**YOUR OBJECTIVE**
Search the entries below for "title" and copy each matching line.

**LISTED RECORDS**

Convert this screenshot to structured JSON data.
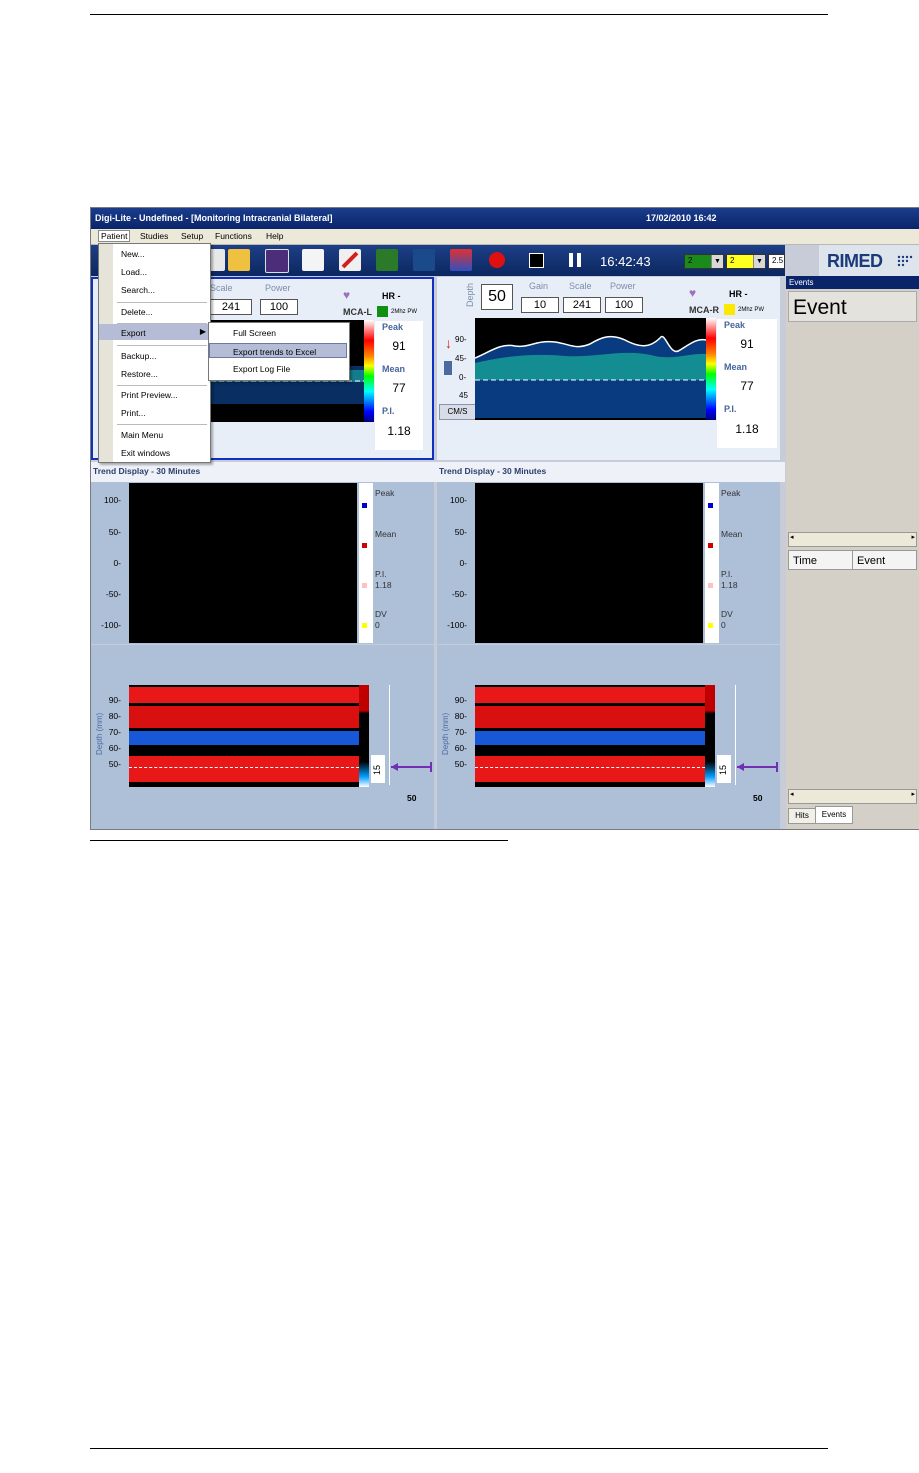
{
  "window": {
    "title": "Digi-Lite - Undefined - [Monitoring Intracranial Bilateral]",
    "datetime": "17/02/2010 16:42"
  },
  "menubar": {
    "items": [
      "Patient",
      "Studies",
      "Setup",
      "Functions",
      "Help"
    ]
  },
  "patient_menu": {
    "items": [
      "New...",
      "Load...",
      "Search...",
      "Delete...",
      "Export",
      "Backup...",
      "Restore...",
      "Print Preview...",
      "Print...",
      "Main Menu",
      "Exit windows"
    ]
  },
  "export_submenu": {
    "items": [
      "Full Screen",
      "Export trends to Excel",
      "Export Log File"
    ]
  },
  "toolbar": {
    "clock": "16:42:43",
    "combo1": "2",
    "combo2": "2",
    "combo3": "2.5",
    "logo": "RIMED"
  },
  "left_probe": {
    "scale_label": "Scale",
    "power_label": "Power",
    "scale": "241",
    "power": "100",
    "hr": "HR -",
    "vessel": "MCA-L",
    "probe": "2Mhz PW",
    "peak_label": "Peak",
    "peak": "91",
    "mean_label": "Mean",
    "mean": "77",
    "pi_label": "P.I.",
    "pi": "1.18"
  },
  "right_probe": {
    "depth_label": "Depth",
    "depth": "50",
    "gain_label": "Gain",
    "scale_label": "Scale",
    "power_label": "Power",
    "gain": "10",
    "scale": "241",
    "power": "100",
    "hr": "HR -",
    "vessel": "MCA-R",
    "probe": "2Mhz PW",
    "peak_label": "Peak",
    "peak": "91",
    "mean_label": "Mean",
    "mean": "77",
    "pi_label": "P.I.",
    "pi": "1.18",
    "axis": [
      "90-",
      "45-",
      "0-",
      "45"
    ],
    "units": "CM/S"
  },
  "trend": {
    "title": "Trend Display - 30 Minutes",
    "yticks": [
      "100-",
      "50-",
      "0-",
      "-50-",
      "-100-"
    ],
    "legend": {
      "peak": "Peak",
      "mean": "Mean",
      "pi": "P.I.",
      "pi_val": "1.18",
      "dv": "DV",
      "dv_val": "0"
    },
    "colors": {
      "peak": "#0000d0",
      "mean": "#d00000",
      "pi": "#ffc0c0",
      "dv": "#ffff00"
    }
  },
  "mmode": {
    "ylabel": "Depth (mm)",
    "yticks": [
      "90-",
      "80-",
      "70-",
      "60-",
      "50-"
    ],
    "gate": "15",
    "depth": "50"
  },
  "events_panel": {
    "title": "Events",
    "header": "Event",
    "col_time": "Time",
    "col_event": "Event",
    "tab_hits": "Hits",
    "tab_events": "Events"
  }
}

**ANSWER SPACE**
    "title": "Digi-Lite - Undefined - [Monitoring Intracranial Bilateral]",
    "title": "Trend Display - 30 Minutes",
    "title": "Events",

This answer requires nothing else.